Pain in front of the neck can come from many possible sources, including problematic soft tissue conditions, venous or arterial issues, tracheal problems, glandular disorders and other potential structural concerns. However frontal neck pain is rarely due to a spinal abnormality or sourced by any type of traditional neck injury. Of course, there may be very rare exceptions to this rule, but I have yet to see many definitive spinal causations responsible for frontal symptoms.
This dialog centers on frontal neck and throat symptoms, as opposed to cervical spinal neck pain. We will provide insights to the cause, symptoms and treatment of frontal neck symptoms.
Pain in Front of the Neck Facts
The front of the neck is served by the nerve roots in the upper cervical regions. Therefore, a pinched nerve root could potentially cause pain or related neurological effects in the anterior neck. However, being that these upper cervical regions are not subject to injury or degeneration to nearly the same degree as the mid to lower neck levels, it is very rare for this type of condition to exist.
Serious spinal injuries at the upper levels are likely to enact very severe symptoms if they affect the spinal cord, including paralysis or even death. Less severe injuries are unlikely to affect single level nerve roots at C2 or C3, but, as mentioned before, it is certainly theoretically possible.
Pain in Front of the Neck Sources
If pain does exist in the front of the neck without a definitive spinal causation, then the diagnostic process must be carefully completed in order to ascertain the actual source of symptoms.
There are some potentially dire conditions, such as cancer, which might cause frontal neck pain, but there are also many minor issues, as well.

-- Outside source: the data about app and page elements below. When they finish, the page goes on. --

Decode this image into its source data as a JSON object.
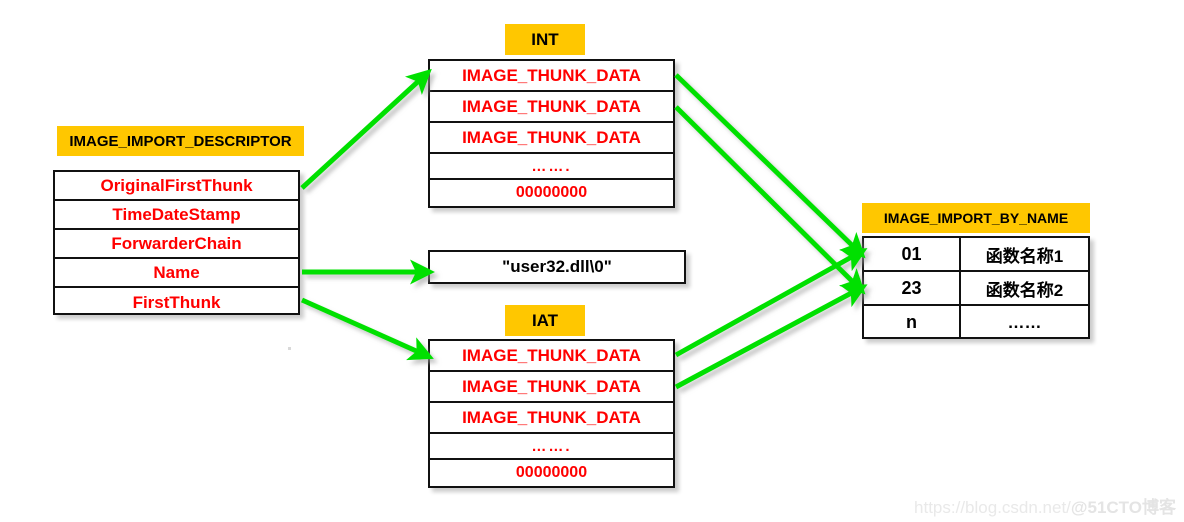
{
  "diagram": {
    "title_descriptor": "IMAGE_IMPORT_DESCRIPTOR",
    "title_int": "INT",
    "title_iat": "IAT",
    "title_import_by_name": "IMAGE_IMPORT_BY_NAME"
  },
  "descriptor": {
    "label": "IMAGE_IMPORT_DESCRIPTOR",
    "fields": [
      {
        "name": "OriginalFirstThunk"
      },
      {
        "name": "TimeDateStamp"
      },
      {
        "name": "ForwarderChain"
      },
      {
        "name": "Name"
      },
      {
        "name": "FirstThunk"
      }
    ]
  },
  "int_table": {
    "label": "INT",
    "rows": [
      {
        "text": "IMAGE_THUNK_DATA"
      },
      {
        "text": "IMAGE_THUNK_DATA"
      },
      {
        "text": "IMAGE_THUNK_DATA"
      },
      {
        "text": "……."
      },
      {
        "text": "00000000"
      }
    ]
  },
  "iat_table": {
    "label": "IAT",
    "rows": [
      {
        "text": "IMAGE_THUNK_DATA"
      },
      {
        "text": "IMAGE_THUNK_DATA"
      },
      {
        "text": "IMAGE_THUNK_DATA"
      },
      {
        "text": "……."
      },
      {
        "text": "00000000"
      }
    ]
  },
  "dll_name": {
    "text": "\"user32.dll\\0\""
  },
  "import_by_name": {
    "label": "IMAGE_IMPORT_BY_NAME",
    "rows": [
      {
        "ordinal": "01",
        "function_name": "函数名称1"
      },
      {
        "ordinal": "23",
        "function_name": "函数名称2"
      },
      {
        "ordinal": "n",
        "function_name": "……"
      }
    ]
  },
  "watermark": {
    "url": "https://blog.csdn.net/",
    "site": "@51CTO博客"
  },
  "colors": {
    "badge_yellow": "#FFC700",
    "field_text_red": "#FF0000",
    "arrow_green": "#00E000",
    "border_black": "#111111"
  }
}
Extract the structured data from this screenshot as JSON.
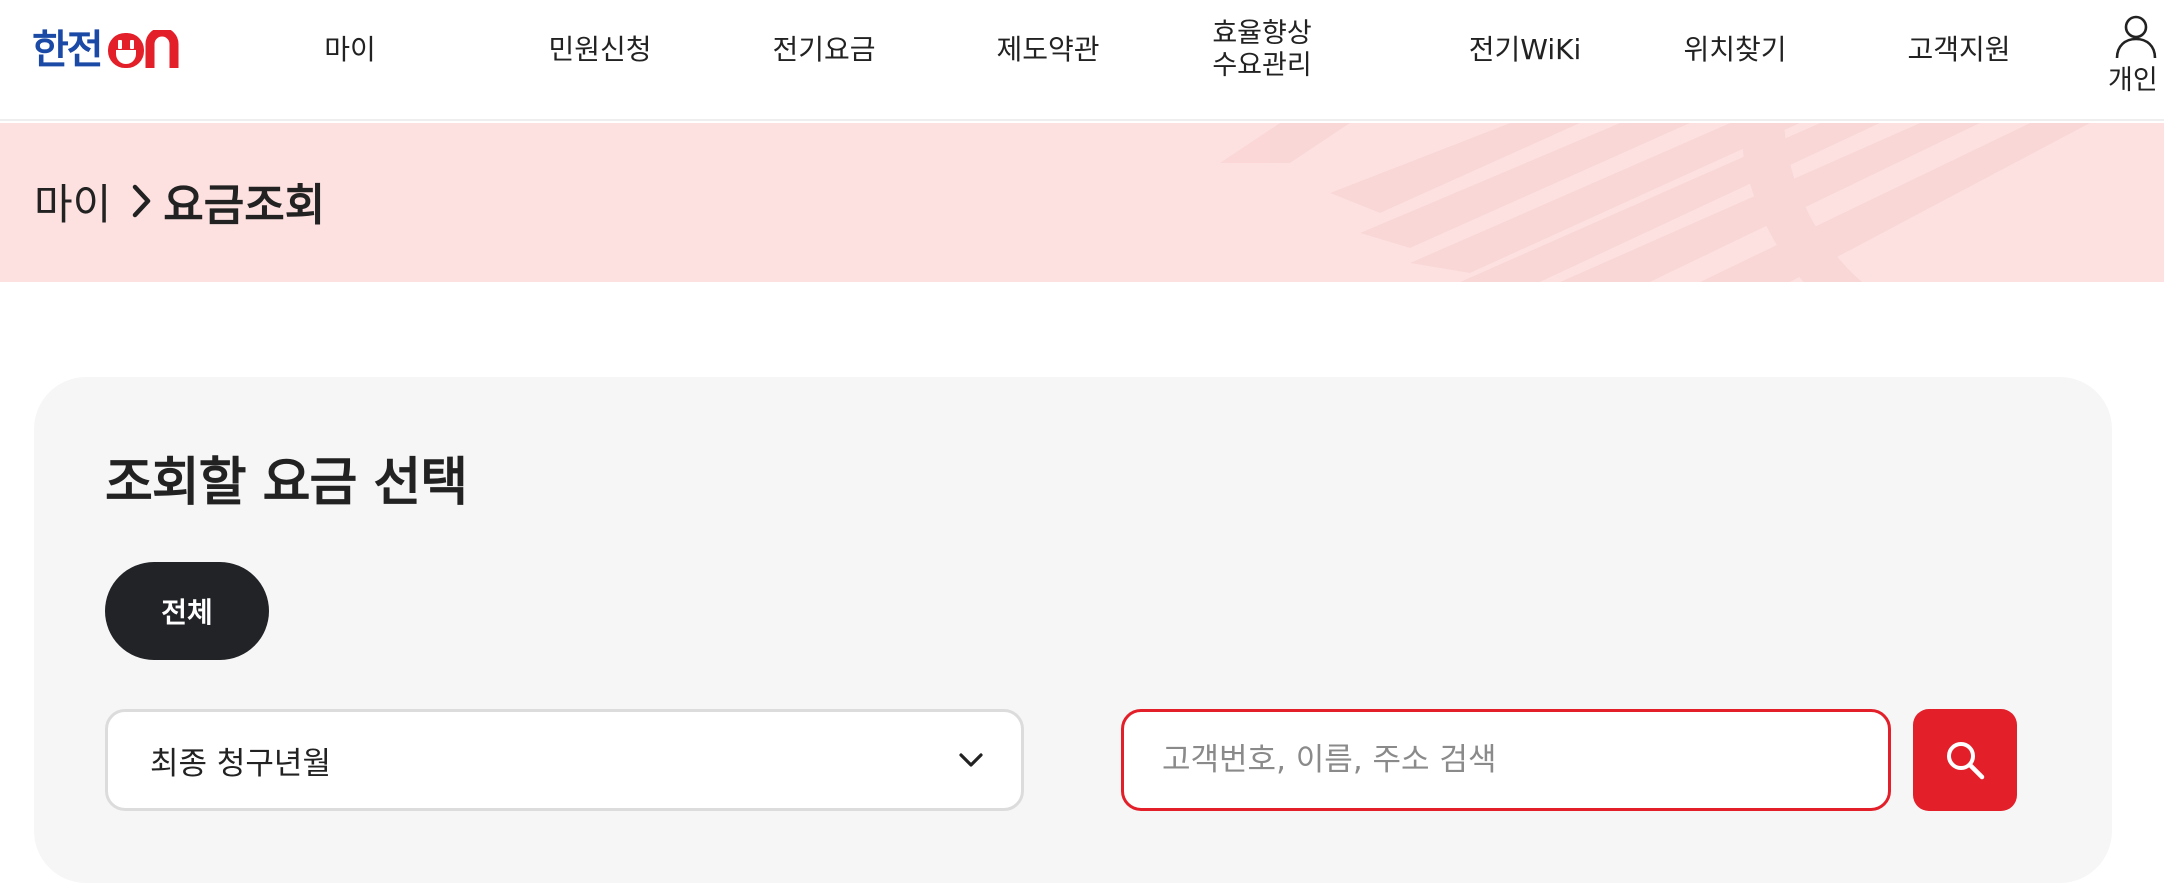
{
  "header": {
    "logo": {
      "text": "한전",
      "on_text": "ON"
    },
    "nav": [
      "마이",
      "민원신청",
      "전기요금",
      "제도약관",
      "효율향상\n수요관리",
      "전기WiKi",
      "위치찾기",
      "고객지원"
    ],
    "user_label": "개인"
  },
  "breadcrumb": {
    "home": "마이",
    "current": "요금조회"
  },
  "panel": {
    "title": "조회할 요금 선택",
    "chip_all": "전체",
    "select_value": "최종 청구년월",
    "search_placeholder": "고객번호, 이름, 주소 검색"
  },
  "colors": {
    "brand_red": "#e31f2a",
    "brand_blue": "#1b4aa6",
    "banner_pink": "#fde1e1",
    "panel_gray": "#f6f6f6",
    "chip_dark": "#222327"
  },
  "icons": [
    "user-icon",
    "chevron-right-icon",
    "chevron-down-icon",
    "search-icon",
    "plug-icon"
  ]
}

Venous or arterial problems can be significant, as can some tracheal concerns.
Glandular issues are unlikely to present serious health risk, but may still require specialized treatment in order to successfully resolve.
Of course, many patients experience soft tissue pain syndromes due to injury or regional ischemia in the frontal neck. These types of pain can be difficult to accurately diagnose and treat, regardless of cause, and for oxygen deprivation syndromes, there is little hope, if any, for positive diagnostic confirmation.
Understanding Pain in Front of the Neck
The front of the neck is a very sensitive area, full of crucial anatomical structures like the windpipe, some major veins and arteries, as well as some vital nerves. We always recommend that patients consult with their doctor if they have any unexplained pain or new symptoms. It is not worth it to risk serious health complications by guessing at the source of symptoms or waiting to seek care. When it comes to frontal neck pain, get to your doctor or a hospital for evaluation as soon as possible. Odds are that there will be nothing major wrong, but it is worth the peace of mind to know for sure.